The new house required a certain amount of effort, starting with pulling out all of the wall-to-wall carpet in every room. Then came electrical upgrades, a refreshed kitchen, and insulation in the roof and walls. Sixteen solar panels mean that she does not pay for electricity. An electic heat pump means that even though there is a natural gas furnace, the costs are surprisingly low.
She also dug up the front planting strip and created a back garden at the new house, which are both coming along quite well. (Thanks to Bill Walker for advice!)
As of 2017, Deborah was pretty much retired from the University of Oregon. It was a slow ebbing away, but timely with staff cutbacks looming. She still delights in teacher training, doing workshops around the world for the US Department of State and independently. In 2018 she was elected to the TESOL Board as TESOL President-elect, becoming President in 2019-2020. It was an interesting, rather hairy experience. Issues within TESOL related to diversity, equity, and inclusion came to the fore at the Atlanta convention in 2019; Deborah's plans for her focus as President changed as a result. the Diverse Voices Task Force was set up to do research and make recommendations. Then the pandemic caused the Board to cancel the in-person convention in 2020. The shift to a virtual conference was successful in a number of ways, bringing people to the convention who had never been able to attend before. It set TESOL up for hybrid conventions in 2021 - and into the future.
By mid-2021 Deborah's Board responsibilities were finished.

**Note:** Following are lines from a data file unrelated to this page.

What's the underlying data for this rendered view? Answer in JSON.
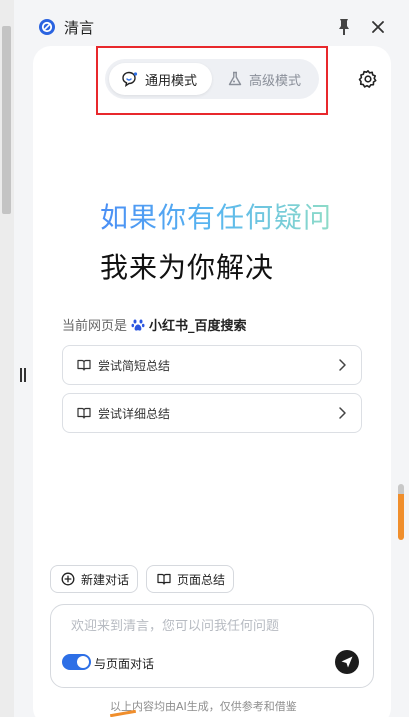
{
  "header": {
    "title": "清言"
  },
  "modes": {
    "general": "通用模式",
    "advanced": "高级模式"
  },
  "hero": {
    "line1": "如果你有任何疑问",
    "line2": "我来为你解决"
  },
  "current_page": {
    "prefix": "当前网页是",
    "name": "小红书_百度搜索"
  },
  "actions": [
    {
      "label": "尝试简短总结"
    },
    {
      "label": "尝试详细总结"
    }
  ],
  "chips": {
    "new_chat": "新建对话",
    "page_summary": "页面总结"
  },
  "input": {
    "placeholder": "欢迎来到清言，您可以问我任何问题",
    "value": ""
  },
  "page_chat_toggle": {
    "label": "与页面对话",
    "on": true
  },
  "footer": {
    "note": "以上内容均由AI生成，仅供参考和借鉴"
  },
  "colors": {
    "accent": "#2d6fe6",
    "highlight": "#e8282c",
    "scroll_thumb": "#f08e2c"
  }
}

It was time to shift gears, but any thoughts of travel were put on hold. All consulting became virtual - and there were a lot of virtual presentations. If a conference organizer doesn't have to pay transportation and lodging for keynotes and plenary speakers, the possibilities abound. The home setup now includes a Yeti Blue microphone, UBeesize circle light, and a folding screen (that last borrowed from my son and daughter-in-law). My virtual workshops have taken place in Puerto Rico, Egypt, Nepal, Costa Rica, the United States, Saudi Arabia, Italy, China, Mexico, Republic of Georgia, Korea, Africa, and Canada - in two years so far. More to come - Pakistan, Korea, Saudi Arabia, and Indonesia are on tap, if all goes well. So much for retirement.
The next adventures are still to come!
For more information (as if this wasn't enough!), you can email me - dhealey at uoregon dot edu.